There are three circumstances in which organizations are required to have a Data Protection Officer (DPO), but it's not a bad idea to have one even if the rule doesn't apply to you. The DPO should be an expert on data protection whose job is to monitor GDPR compliance, assess data protection risks, advise on data protection impact assessments, and cooperate with regulators.
People have the right to see what personal data you have about them and how you're using it. They also have a right to know how long you plan to store their information and the reason for keeping it that length of time. You have to send them the first copy of this information for free but can charge a reasonable fee for subsequent copies. Make sure you can verify the identity of the person requesting the data. You should be able to comply with such requests within a month.
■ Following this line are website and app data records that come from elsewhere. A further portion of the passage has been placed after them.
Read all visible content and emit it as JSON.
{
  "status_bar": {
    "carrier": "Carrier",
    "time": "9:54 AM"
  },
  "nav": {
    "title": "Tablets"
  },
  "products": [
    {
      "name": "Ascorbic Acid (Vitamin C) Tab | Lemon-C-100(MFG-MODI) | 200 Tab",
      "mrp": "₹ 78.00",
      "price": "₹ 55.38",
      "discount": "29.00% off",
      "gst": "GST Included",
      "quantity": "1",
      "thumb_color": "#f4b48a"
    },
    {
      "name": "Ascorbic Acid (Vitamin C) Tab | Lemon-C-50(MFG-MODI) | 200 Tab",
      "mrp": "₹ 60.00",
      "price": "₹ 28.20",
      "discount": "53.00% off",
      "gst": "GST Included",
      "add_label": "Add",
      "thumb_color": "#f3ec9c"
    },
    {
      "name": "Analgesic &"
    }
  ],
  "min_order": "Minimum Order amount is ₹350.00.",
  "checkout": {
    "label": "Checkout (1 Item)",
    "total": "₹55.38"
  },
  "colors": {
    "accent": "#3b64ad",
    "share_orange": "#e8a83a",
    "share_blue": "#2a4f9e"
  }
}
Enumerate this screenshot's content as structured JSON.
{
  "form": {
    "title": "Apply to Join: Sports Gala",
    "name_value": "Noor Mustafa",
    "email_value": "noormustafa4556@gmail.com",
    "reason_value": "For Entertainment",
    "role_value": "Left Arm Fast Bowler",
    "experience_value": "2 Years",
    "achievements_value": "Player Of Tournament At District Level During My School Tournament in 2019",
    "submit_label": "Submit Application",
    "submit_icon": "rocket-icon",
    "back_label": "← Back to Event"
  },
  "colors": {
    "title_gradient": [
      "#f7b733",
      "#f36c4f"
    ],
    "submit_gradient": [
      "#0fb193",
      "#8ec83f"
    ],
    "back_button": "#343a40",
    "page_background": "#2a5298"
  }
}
Do your best to keep data up to date by putting a data quality process in place, and make it easy for your customers to view (Article 15) and update their personal information for accuracy and completeness. Make sure you can verify the identity of the person requesting the data. You should be able to comply with requests under Article 16 within a month.
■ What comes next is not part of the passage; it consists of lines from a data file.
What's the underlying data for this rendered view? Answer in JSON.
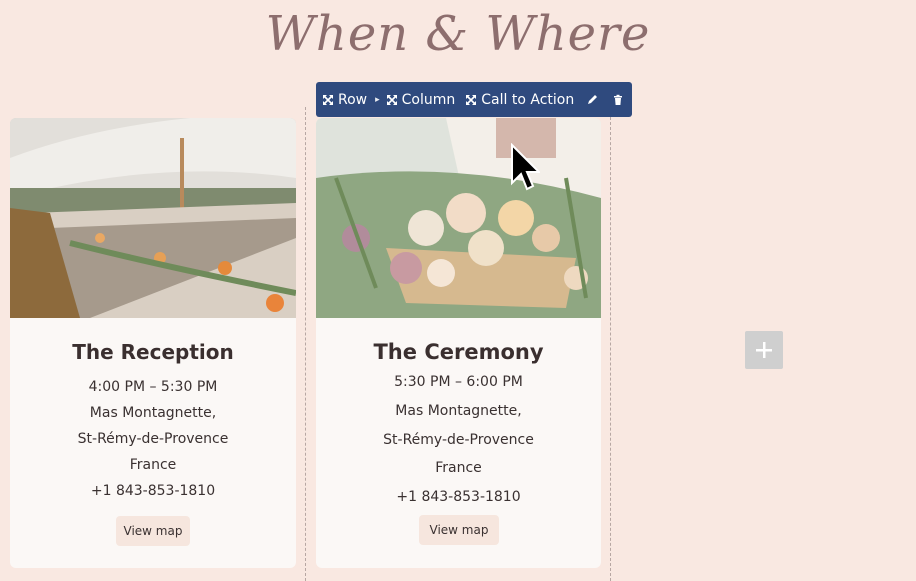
{
  "page": {
    "title": "When & Where"
  },
  "toolbar": {
    "row_label": "Row",
    "column_label": "Column",
    "cta_label": "Call to Action"
  },
  "cards": [
    {
      "title": "The Reception",
      "time": "4:00 PM – 5:30 PM",
      "venue": "Mas Montagnette,",
      "city": "St-Rémy-de-Provence",
      "country": "France",
      "phone": "+1 843-853-1810",
      "map_label": "View map"
    },
    {
      "title": "The Ceremony",
      "time": "5:30 PM – 6:00 PM",
      "venue": "Mas Montagnette,",
      "city": "St-Rémy-de-Provence",
      "country": "France",
      "phone": "+1 843-853-1810",
      "map_label": "View map"
    }
  ],
  "colors": {
    "toolbar_bg": "#2f4a7e",
    "page_bg": "#f9e8e1",
    "add_button": "#cfcfcf"
  },
  "icons": [
    "move-icon",
    "chevron-right-icon",
    "pencil-icon",
    "trash-icon",
    "plus-icon",
    "mouse-cursor-icon"
  ]
}
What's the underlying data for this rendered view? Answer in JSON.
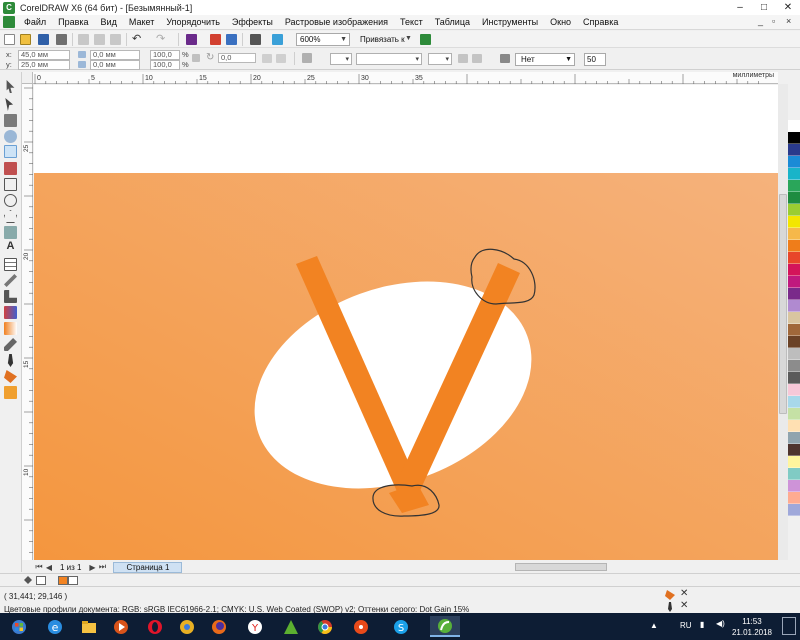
{
  "window": {
    "title": "CorelDRAW X6 (64 бит) - [Безымянный-1]",
    "controls": [
      "–",
      "□",
      "✕"
    ],
    "doc_controls": [
      "_",
      "▫",
      "×"
    ]
  },
  "menu": {
    "items": [
      "Файл",
      "Правка",
      "Вид",
      "Макет",
      "Упорядочить",
      "Эффекты",
      "Растровые изображения",
      "Текст",
      "Таблица",
      "Инструменты",
      "Окно",
      "Справка"
    ]
  },
  "toolbar": {
    "zoom": "600%",
    "snap_label": "Привязать к"
  },
  "propbar": {
    "x_label": "x:",
    "x_value": "45,0 мм",
    "y_label": "y:",
    "y_value": "25,0 мм",
    "w_value": "0,0 мм",
    "h_value": "0,0 мм",
    "scale_w": "100,0",
    "scale_h": "100,0",
    "pct": "%",
    "rotate_value": "0,0",
    "outline_label": "Нет",
    "outline_width": "50"
  },
  "ruler": {
    "units": "миллиметры",
    "h_ticks": [
      "0",
      "5",
      "10",
      "15",
      "20",
      "25",
      "30",
      "35"
    ],
    "v_ticks": [
      "25",
      "20",
      "15",
      "10"
    ]
  },
  "pagenav": {
    "first": "⏮",
    "prev": "◀",
    "count": "1 из 1",
    "next": "▶",
    "last": "⏭",
    "tab": "Страница 1"
  },
  "status": {
    "coords": "( 31,441; 29,146 )",
    "profiles": "Цветовые профили документа: RGB: sRGB IEC61966-2.1; CMYK: U.S. Web Coated (SWOP) v2; Оттенки серого: Dot Gain 15%"
  },
  "taskbar": {
    "lang": "RU",
    "time": "11:53",
    "date": "21.01.2018"
  },
  "colors": {
    "orange_bg": "#f39a45",
    "orange_stroke": "#f28322",
    "palette": [
      "#ffffff",
      "#000000",
      "#2a3a8c",
      "#1b8bd6",
      "#19b4c9",
      "#2aa65a",
      "#1e8c40",
      "#9acd32",
      "#f3e600",
      "#f6b84a",
      "#ef7d1a",
      "#e8462a",
      "#d4145a",
      "#c0197e",
      "#7a2a8a",
      "#b08ad0",
      "#d9c5a0",
      "#a0683a",
      "#6b4226",
      "#bdbdbd",
      "#8c8c8c",
      "#5a5a5a",
      "#f7c8d8",
      "#a8d8ea",
      "#c5e1a5",
      "#ffe0b2",
      "#90a4ae",
      "#4e342e",
      "#fff59d",
      "#80cbc4",
      "#ce93d8",
      "#ffab91",
      "#9fa8da"
    ]
  },
  "icons": {
    "tools": [
      "pick-tool-icon",
      "shape-tool-icon",
      "crop-tool-icon",
      "zoom-tool-icon",
      "freehand-tool-icon",
      "artistic-media-icon",
      "rectangle-tool-icon",
      "ellipse-tool-icon",
      "polygon-tool-icon",
      "basic-shapes-icon",
      "text-tool-icon",
      "table-tool-icon",
      "parallel-dimension-icon",
      "connector-icon",
      "blend-icon",
      "transparency-icon",
      "eyedropper-icon",
      "outline-pen-icon",
      "fill-icon",
      "smart-fill-icon"
    ]
  }
}
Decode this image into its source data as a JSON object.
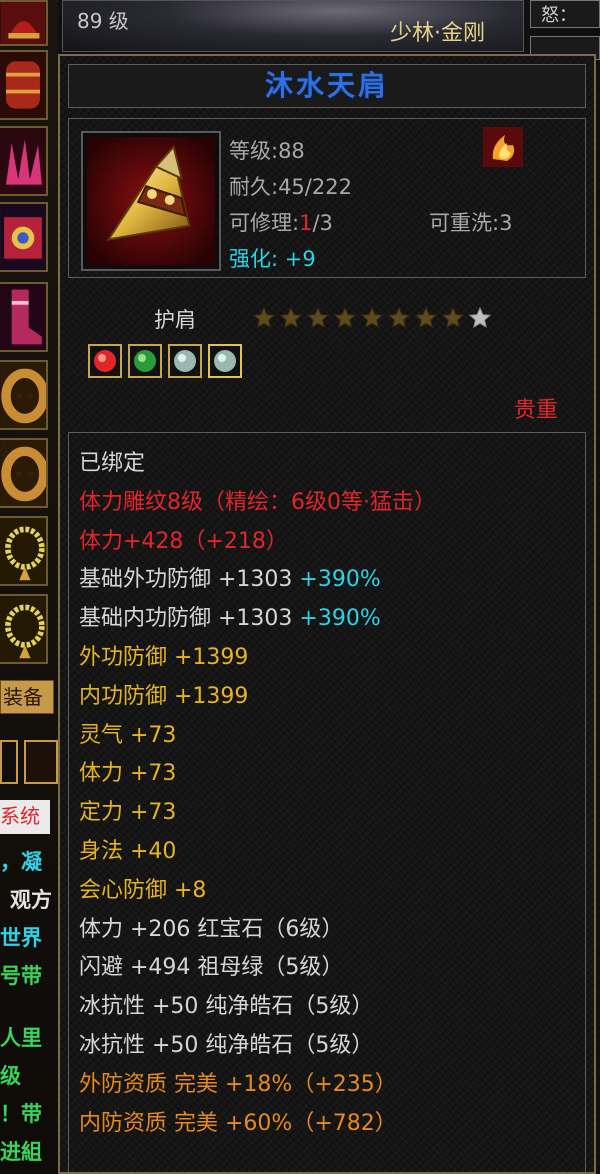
{
  "top": {
    "level": "89 级",
    "faction": "少林·金刚",
    "right_label": "怒："
  },
  "left_strip": {
    "tab_label": "装备",
    "side_fragments": [
      "系统",
      "，凝",
      "观方",
      "世界",
      "号带",
      "人里",
      "级",
      "！带",
      "进組"
    ]
  },
  "item": {
    "name": "沐水天肩",
    "icon": "golden-shoulder-armor",
    "level": "等级:88",
    "durability": "耐久:45/222",
    "repair_label": "可修理:",
    "repair_current": "1",
    "repair_total": "/3",
    "reroll": "可重洗:3",
    "enhance_label": "强化:",
    "enhance_value": "+9",
    "buff_icon": "flame-buff-icon",
    "slot_type": "护肩",
    "star_total": 9,
    "stars_filled": 8,
    "gems": [
      "red-gem",
      "green-gem",
      "white-gem",
      "white-gem"
    ],
    "rarity": "贵重"
  },
  "stats": [
    {
      "text": "已绑定",
      "color": "#d6d6d6"
    },
    {
      "text": "体力雕纹8级（精绘：6级0等·猛击）",
      "color": "#e0262a"
    },
    {
      "text": "体力+428（+218）",
      "color": "#e0262a"
    },
    {
      "text": "基础外功防御 +1303 ",
      "extra": "+390%",
      "color": "#d6d6d6"
    },
    {
      "text": "基础内功防御 +1303 ",
      "extra": "+390%",
      "color": "#d6d6d6"
    },
    {
      "text": "外功防御 +1399",
      "color": "#e6b422"
    },
    {
      "text": "内功防御 +1399",
      "color": "#e6b422"
    },
    {
      "text": "灵气 +73",
      "color": "#e6b422"
    },
    {
      "text": "体力 +73",
      "color": "#e6b422"
    },
    {
      "text": "定力 +73",
      "color": "#e6b422"
    },
    {
      "text": "身法 +40",
      "color": "#e6b422"
    },
    {
      "text": "会心防御 +8",
      "color": "#e6b422"
    },
    {
      "text": "体力 +206 红宝石（6级）",
      "color": "#d6d6d6"
    },
    {
      "text": "闪避 +494 祖母绿（5级）",
      "color": "#d6d6d6"
    },
    {
      "text": "冰抗性 +50 纯净皓石（5级）",
      "color": "#d6d6d6"
    },
    {
      "text": "冰抗性 +50 纯净皓石（5级）",
      "color": "#d6d6d6"
    },
    {
      "text": "外防资质  完美 +18%（+235）",
      "color": "#e68a1e"
    },
    {
      "text": "内防资质  完美 +60%（+782）",
      "color": "#e68a1e"
    }
  ],
  "colors": {
    "title": "#2f6fe0",
    "red": "#e0262a",
    "cyan": "#2fd3e6",
    "gold": "#e6b422",
    "orange": "#e68a1e"
  }
}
People generally have the right to ask you to delete all the personal data you have about them, and you have to honor their request within about a month. There are a five grounds on which you can deny the request, such as the exercise of freedom of speech or compliance with a legal obligation. You must also try to verify the identity of the person making the request.
Your data subjects can request to restrict or stop processing of their data if certain grounds apply, mainly if there's some dispute about the lawfulness of the processing or the accuracy of the data. You are required to honor their request within about a month. While processing is restricted, you're still allowed to keep storing their data. You must notify the data subject before you begin processing their data again.
This means that you should be able to send their personal data in a commonly readable format (e.g. a spreadsheet) either to them or to a third party they designate. This may seem unfair from a business standpoint in that you may have to turn over your customers' data to a competitor. But from privacy standpoint, the idea is that people own their data, not you.
If you're processing their data for the purposes of direct marketing, you have to stop processing it immediately for that purpose. Otherwise, you may be able to challenge their objection if you can demonstrate "compelling legitimate grounds."
Some types of organizations use automated processes to help them make decisions about people that have legal or "similarly significant" effects. If you think that applies to you, you'll need to set up a procedure to ensure you are protecting their rights, freedoms, and legitimate interests. You need to make it easy for people to request human intervention, to weigh in on decisions, and to challenge decisions you've already made.
Congratulations! If you've dutifully worked to the bottom of the GDPR checklist then you've significantly limited your exposure to regulatory penalties.
Finally, we want to remind you once more that this checklist is not in any way legal advice. There are dozens of provisions in the GDPR that apply only in rare instances, which would be counterproductive to cover here. You should check with a lawyer to make sure your organization fully complies with the GDPR.